For each line in the material below that holds "bold", copy that line.

--- INPUT MATERIAL Enclosed Below ---

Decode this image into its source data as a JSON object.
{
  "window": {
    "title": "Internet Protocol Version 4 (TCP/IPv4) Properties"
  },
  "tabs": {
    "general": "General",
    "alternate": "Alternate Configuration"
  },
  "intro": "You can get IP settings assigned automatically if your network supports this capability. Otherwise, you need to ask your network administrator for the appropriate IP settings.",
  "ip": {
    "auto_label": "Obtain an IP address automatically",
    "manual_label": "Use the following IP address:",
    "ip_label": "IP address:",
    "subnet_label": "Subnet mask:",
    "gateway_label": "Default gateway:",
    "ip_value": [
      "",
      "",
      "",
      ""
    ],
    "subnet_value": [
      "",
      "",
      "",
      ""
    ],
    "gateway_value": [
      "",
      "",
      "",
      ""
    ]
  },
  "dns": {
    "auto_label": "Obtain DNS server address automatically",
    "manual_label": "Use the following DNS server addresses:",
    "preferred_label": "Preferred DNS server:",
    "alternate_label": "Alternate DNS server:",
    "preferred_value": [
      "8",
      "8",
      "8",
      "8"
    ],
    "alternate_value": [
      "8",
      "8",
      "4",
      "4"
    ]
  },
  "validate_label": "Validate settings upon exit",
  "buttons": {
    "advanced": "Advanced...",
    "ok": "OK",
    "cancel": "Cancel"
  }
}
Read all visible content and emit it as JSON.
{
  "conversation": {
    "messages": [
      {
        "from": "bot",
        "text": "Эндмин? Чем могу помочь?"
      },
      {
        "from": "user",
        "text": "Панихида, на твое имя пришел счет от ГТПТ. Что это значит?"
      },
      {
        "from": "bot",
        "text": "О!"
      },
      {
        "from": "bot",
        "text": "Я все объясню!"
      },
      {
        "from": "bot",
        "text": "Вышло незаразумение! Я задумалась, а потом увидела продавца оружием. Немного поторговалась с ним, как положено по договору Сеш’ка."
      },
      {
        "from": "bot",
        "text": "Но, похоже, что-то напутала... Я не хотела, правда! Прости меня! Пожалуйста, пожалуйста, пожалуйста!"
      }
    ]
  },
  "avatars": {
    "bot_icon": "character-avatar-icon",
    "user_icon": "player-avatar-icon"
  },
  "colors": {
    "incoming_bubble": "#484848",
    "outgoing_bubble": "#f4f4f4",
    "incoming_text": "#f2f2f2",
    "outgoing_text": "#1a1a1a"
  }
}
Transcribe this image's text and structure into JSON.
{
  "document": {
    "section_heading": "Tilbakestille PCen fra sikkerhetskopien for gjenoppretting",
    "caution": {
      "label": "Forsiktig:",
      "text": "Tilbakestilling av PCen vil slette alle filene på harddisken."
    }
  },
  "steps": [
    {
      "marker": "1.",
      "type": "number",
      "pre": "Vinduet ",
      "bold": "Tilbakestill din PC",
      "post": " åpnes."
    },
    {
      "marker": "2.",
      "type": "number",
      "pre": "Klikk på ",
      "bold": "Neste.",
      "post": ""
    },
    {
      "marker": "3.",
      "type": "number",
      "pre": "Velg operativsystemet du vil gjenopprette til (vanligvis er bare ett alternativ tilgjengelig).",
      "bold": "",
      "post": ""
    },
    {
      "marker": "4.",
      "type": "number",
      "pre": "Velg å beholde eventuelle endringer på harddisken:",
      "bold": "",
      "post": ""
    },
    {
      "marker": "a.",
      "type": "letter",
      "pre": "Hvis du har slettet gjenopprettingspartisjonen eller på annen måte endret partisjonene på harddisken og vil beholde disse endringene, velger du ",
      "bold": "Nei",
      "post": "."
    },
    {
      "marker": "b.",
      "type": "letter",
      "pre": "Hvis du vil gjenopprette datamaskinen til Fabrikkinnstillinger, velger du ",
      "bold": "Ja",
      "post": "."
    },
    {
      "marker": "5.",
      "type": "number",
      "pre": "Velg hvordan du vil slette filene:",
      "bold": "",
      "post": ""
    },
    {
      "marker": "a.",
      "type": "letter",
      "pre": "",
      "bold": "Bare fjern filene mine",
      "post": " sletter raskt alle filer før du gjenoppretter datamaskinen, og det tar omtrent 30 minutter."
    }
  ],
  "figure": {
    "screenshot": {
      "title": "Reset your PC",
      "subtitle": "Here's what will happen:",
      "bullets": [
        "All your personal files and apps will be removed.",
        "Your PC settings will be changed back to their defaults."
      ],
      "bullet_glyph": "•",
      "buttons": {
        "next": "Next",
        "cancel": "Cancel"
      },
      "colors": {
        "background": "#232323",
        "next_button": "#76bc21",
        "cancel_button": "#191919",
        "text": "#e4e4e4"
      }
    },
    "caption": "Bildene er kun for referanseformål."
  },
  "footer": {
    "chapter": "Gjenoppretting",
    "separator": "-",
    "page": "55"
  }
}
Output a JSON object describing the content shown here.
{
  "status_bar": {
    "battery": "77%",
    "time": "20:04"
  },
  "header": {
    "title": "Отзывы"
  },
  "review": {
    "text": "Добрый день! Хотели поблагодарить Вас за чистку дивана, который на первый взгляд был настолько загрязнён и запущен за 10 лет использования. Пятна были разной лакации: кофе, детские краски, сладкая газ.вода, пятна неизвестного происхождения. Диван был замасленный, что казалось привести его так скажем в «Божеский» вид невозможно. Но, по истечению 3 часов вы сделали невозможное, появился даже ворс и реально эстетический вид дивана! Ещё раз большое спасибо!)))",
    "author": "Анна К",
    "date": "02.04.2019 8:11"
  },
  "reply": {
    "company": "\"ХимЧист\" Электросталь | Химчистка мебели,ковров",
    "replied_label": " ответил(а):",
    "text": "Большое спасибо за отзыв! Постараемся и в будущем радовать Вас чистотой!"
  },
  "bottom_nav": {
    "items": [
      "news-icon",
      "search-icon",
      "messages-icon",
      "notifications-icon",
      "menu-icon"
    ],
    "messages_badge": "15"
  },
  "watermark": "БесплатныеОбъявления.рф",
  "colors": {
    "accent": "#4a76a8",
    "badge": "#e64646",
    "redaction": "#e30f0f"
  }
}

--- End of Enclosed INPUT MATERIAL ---

▶ _FINISHED EXERCISE_:
      "bold": "Tilbakestill din PC",
      "bold": "Neste.",
      "bold": "",
      "bold": "",
      "bold": "Nei",
      "bold": "Ja",
      "bold": "",
      "bold": "Bare fjern filene mine",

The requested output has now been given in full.